Could rapprochement be within sight for Bullis Charter School and the Los Altos School District?
Just agreeing to meet outside a courtroom might be considered a small victory, but—don’t jump to any conclusions yet— now there are three fronts on which representatives of the two will be talking.
This week, the Bullis Charter School board invited, and the Los Altos School Distric board (LASD) accepted, an invitation to enter mediation, in another attempt to try to solve the years’-long disputes over how much facilities space the charter school gets allocated.
“We are willing to consider a single or multiple sessions, but ask that the process be concluded by March 30, in advance of when the District’s final offer of facilities is due,” wrote BCS board chairman Ken Moore in a letter to LASD Monday.
Like a glimmer of light in a dark tunnel, it’s a small sign that both parties are trying to change the familiar script that has put them into courts again and again.

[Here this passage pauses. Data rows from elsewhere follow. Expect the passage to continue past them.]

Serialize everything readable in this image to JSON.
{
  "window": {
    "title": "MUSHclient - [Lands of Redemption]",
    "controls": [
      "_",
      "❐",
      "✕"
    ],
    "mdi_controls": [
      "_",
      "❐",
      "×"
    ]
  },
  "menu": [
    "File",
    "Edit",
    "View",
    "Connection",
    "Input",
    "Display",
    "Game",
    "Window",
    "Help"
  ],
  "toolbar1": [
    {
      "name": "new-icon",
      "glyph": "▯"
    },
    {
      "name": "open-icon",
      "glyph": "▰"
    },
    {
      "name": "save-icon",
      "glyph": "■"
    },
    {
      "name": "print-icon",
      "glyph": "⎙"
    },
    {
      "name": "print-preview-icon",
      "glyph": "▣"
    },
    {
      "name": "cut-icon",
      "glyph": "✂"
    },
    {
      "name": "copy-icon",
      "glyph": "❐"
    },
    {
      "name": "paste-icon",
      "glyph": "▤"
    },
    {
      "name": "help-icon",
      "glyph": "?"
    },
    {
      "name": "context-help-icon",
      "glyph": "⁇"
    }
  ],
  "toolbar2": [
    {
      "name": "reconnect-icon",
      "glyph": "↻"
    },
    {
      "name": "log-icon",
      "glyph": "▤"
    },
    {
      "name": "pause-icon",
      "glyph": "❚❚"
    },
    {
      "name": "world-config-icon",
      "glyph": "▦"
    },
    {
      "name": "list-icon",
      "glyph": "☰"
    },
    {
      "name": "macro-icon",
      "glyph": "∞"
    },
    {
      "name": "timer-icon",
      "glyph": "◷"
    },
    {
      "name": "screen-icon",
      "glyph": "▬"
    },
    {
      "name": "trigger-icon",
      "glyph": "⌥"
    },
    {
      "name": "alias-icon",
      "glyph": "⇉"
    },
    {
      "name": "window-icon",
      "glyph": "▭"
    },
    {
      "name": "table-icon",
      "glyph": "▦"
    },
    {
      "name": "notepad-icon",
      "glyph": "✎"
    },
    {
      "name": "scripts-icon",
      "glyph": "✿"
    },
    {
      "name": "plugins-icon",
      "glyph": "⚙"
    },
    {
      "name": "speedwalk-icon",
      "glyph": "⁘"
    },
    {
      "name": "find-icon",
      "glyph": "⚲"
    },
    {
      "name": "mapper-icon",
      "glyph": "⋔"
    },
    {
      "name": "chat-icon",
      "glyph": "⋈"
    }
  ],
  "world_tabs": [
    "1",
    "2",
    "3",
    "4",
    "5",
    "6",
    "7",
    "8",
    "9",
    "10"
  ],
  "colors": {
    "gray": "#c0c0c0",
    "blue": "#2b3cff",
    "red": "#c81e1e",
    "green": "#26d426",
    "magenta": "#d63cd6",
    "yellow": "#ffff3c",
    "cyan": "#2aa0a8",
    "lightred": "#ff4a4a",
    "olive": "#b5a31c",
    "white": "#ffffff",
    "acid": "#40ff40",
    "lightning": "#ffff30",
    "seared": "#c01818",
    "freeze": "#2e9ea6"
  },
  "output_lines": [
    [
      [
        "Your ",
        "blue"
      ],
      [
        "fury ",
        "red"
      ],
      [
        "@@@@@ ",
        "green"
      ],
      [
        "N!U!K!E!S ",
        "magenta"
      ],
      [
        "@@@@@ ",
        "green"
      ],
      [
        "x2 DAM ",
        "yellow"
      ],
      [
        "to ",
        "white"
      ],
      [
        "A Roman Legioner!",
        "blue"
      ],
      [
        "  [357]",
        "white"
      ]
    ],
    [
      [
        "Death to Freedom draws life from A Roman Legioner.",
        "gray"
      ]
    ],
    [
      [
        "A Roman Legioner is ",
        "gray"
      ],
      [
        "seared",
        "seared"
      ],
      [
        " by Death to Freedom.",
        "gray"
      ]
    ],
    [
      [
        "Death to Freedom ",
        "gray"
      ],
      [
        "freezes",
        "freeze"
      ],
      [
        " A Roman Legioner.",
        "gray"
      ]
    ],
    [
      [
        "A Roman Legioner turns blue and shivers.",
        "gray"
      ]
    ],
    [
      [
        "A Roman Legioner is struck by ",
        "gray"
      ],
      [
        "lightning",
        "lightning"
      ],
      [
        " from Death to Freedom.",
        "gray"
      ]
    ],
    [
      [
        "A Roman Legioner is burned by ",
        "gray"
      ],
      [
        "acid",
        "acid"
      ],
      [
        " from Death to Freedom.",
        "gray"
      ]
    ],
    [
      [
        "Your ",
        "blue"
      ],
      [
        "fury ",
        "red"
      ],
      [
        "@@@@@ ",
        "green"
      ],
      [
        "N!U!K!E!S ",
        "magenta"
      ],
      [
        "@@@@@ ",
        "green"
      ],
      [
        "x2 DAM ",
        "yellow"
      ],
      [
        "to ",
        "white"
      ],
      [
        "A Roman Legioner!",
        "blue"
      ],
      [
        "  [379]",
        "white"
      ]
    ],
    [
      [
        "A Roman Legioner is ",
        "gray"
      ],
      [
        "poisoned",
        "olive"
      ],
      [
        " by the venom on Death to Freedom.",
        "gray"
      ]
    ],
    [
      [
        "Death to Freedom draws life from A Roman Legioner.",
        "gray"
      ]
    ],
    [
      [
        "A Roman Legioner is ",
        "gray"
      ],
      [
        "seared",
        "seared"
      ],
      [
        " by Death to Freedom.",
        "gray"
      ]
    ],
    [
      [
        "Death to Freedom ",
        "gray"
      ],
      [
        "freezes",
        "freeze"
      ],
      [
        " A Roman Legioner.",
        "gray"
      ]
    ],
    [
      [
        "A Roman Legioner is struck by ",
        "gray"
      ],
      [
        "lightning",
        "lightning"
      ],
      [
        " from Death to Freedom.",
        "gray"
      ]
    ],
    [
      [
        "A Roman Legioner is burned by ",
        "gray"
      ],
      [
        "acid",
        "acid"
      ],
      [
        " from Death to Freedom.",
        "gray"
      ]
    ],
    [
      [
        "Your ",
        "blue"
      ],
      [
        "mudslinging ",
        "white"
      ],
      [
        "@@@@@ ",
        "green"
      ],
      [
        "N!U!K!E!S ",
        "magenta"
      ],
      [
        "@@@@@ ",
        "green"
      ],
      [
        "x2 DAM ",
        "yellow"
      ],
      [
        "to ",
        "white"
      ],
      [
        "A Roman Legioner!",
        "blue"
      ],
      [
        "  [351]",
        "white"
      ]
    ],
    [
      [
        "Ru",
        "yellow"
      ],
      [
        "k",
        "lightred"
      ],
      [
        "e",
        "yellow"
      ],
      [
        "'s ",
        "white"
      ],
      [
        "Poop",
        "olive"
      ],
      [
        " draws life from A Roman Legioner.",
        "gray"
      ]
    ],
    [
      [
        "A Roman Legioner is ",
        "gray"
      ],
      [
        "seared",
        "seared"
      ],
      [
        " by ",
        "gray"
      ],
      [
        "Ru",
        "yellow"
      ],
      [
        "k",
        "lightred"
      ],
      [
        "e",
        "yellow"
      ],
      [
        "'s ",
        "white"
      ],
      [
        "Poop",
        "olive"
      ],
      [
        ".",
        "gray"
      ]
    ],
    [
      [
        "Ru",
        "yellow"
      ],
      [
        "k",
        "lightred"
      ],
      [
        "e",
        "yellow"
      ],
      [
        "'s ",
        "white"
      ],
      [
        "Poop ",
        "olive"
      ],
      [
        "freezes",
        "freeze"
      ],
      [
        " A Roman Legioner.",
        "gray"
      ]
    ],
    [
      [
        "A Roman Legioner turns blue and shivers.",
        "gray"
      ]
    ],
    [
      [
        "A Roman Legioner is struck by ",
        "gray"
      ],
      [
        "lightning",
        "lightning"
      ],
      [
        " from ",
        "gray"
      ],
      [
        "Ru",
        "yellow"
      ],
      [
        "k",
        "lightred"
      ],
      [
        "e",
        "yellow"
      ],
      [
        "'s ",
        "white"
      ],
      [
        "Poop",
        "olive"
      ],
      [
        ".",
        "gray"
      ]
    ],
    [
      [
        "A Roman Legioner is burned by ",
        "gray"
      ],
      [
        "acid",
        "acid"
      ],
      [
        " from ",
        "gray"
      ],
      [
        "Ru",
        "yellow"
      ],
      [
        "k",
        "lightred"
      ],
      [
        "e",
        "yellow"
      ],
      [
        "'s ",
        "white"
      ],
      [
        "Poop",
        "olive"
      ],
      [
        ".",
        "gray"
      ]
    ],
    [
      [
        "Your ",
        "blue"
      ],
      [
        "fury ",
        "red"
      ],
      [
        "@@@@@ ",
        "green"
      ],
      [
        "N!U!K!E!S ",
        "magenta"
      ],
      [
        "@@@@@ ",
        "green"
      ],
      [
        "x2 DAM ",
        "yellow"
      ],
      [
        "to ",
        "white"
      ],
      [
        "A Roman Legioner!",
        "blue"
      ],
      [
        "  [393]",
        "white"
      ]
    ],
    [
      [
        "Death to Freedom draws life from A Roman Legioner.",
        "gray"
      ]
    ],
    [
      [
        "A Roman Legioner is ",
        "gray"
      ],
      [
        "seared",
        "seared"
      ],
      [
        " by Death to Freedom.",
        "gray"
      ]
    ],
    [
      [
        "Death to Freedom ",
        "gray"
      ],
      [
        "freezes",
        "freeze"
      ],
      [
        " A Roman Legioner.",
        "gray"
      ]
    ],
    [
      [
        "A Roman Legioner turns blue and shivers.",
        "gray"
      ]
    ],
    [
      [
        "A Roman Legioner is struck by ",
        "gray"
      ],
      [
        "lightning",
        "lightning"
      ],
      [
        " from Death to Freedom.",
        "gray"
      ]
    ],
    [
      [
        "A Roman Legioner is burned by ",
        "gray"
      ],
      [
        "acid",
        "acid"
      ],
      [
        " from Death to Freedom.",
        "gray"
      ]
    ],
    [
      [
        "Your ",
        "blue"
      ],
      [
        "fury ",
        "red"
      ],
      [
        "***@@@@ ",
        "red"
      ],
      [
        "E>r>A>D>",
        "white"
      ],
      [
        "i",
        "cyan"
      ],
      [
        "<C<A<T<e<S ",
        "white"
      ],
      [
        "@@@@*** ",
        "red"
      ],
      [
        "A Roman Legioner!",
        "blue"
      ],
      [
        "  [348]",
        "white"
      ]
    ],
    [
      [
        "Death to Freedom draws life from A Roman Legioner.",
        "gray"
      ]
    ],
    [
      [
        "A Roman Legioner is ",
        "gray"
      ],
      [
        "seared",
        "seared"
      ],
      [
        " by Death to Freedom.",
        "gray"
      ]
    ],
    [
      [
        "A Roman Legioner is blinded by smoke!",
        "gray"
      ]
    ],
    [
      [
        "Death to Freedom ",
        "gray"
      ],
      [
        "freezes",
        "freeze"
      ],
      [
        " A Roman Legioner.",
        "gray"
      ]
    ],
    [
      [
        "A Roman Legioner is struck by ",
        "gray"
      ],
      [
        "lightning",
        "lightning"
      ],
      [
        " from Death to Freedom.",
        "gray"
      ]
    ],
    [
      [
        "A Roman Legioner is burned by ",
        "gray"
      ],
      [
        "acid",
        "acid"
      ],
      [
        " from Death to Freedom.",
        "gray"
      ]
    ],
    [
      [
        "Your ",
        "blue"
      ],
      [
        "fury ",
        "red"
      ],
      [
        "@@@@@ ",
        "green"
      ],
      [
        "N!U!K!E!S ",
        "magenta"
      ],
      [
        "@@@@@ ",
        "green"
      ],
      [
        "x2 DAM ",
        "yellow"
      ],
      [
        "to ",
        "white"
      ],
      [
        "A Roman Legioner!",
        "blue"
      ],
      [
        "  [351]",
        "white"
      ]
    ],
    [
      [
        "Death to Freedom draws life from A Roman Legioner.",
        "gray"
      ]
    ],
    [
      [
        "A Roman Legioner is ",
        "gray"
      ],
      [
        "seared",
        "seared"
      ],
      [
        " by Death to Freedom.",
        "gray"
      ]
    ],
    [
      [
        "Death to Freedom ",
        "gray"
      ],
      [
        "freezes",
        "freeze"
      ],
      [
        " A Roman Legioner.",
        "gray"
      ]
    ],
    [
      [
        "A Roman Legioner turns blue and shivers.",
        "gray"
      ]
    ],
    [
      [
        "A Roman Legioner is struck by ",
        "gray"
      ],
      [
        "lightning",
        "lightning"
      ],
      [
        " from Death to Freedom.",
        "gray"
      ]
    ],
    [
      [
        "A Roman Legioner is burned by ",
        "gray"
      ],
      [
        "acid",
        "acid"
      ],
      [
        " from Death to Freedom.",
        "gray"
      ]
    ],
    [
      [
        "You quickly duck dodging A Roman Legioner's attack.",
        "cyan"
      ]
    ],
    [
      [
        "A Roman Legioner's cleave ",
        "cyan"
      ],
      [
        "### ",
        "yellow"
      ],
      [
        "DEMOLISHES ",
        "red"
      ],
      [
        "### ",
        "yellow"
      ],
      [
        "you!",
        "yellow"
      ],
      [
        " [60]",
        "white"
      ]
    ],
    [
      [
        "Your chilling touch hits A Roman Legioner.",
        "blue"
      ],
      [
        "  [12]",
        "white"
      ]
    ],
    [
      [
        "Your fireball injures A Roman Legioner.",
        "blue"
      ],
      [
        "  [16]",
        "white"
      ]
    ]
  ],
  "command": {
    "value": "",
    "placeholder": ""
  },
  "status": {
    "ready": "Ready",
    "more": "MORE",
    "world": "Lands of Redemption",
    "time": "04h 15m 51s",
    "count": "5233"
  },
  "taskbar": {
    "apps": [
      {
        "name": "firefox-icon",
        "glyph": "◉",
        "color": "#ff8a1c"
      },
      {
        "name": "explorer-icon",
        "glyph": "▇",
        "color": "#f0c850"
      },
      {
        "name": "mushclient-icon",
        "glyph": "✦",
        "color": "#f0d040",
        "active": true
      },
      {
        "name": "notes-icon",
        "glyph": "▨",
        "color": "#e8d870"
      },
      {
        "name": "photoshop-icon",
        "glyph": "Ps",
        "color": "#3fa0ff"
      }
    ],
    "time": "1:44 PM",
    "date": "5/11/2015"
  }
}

"LASD is pleased to participate in the proposed mediation," wrote back LASD board president Mark Goines in a letter to BCS dated Tuesday and posted on the district’s website.
Earlier this month, the Los Altos School District board suggested an ad-hoc committee have non-binding discussions with the Bullis Charter School, if both would agree the to talk without fear of litigation. They hammered out that agreement to talk last week, Goines confirmed.
Plus, the Santa Clara County Board of Education, BCS and LASD moved forward Tuesday with plans for a meeting. They agreed the agenda would include discussion of county's roles and responsibilities, the district's role and responsibilities, and BCS' roles and responsibilities, Goines said.
Add to that a grassroots effort among parents with children in LASD who are concerned that finding enough space for Bullis to have its own campus means kicking out district students from their school to do so.
PTAs at each of the LASD schools are considering proposals to authorize the state PTA to advocate on their behalf in fighting against a feared displacement from their neighborhood schools.
“For me, it’s good we're getting the public engagement that we need on this,” Goines said.
"The idea here is give it a shot," Moore said. "If we don't talk, we'll never resolve anything. It provides another posible avenue to quickly find a solution to provide our children the same facilities enjoyed by their district peers."
Despite the movement toward dialogue, the courts remain the big stick, as BCS pursues fulfillment of its facilities request on a parallel track.
“The status quo is not an option for the coming school year or any other year,” Moore said emphatically Wednesday. With an appeals court decision that favored BCS, and the state Sureme Court's declining to hear any appeal on the case, Moore said the law is clear for LASD. Mediation, which had been suggested by attorneys on both sides, will go on at the same time, he said.
"If we can get something immediate, we don't have to go to the courts."
As a matter of fact, both parties will be in Superior Court Thursday. After finding in favor of BCS, the Sixth District Court of Appeal remanded the case back to the lower court to provide instruction. BCS has additionally requested discovery on this year's preliminary facilities offer as part of this phase, and has begun seeking attorneys' fees from the district, said Goines, alluding to his expression of disappointment at the last school board meeting.
"The court process takes on its own life."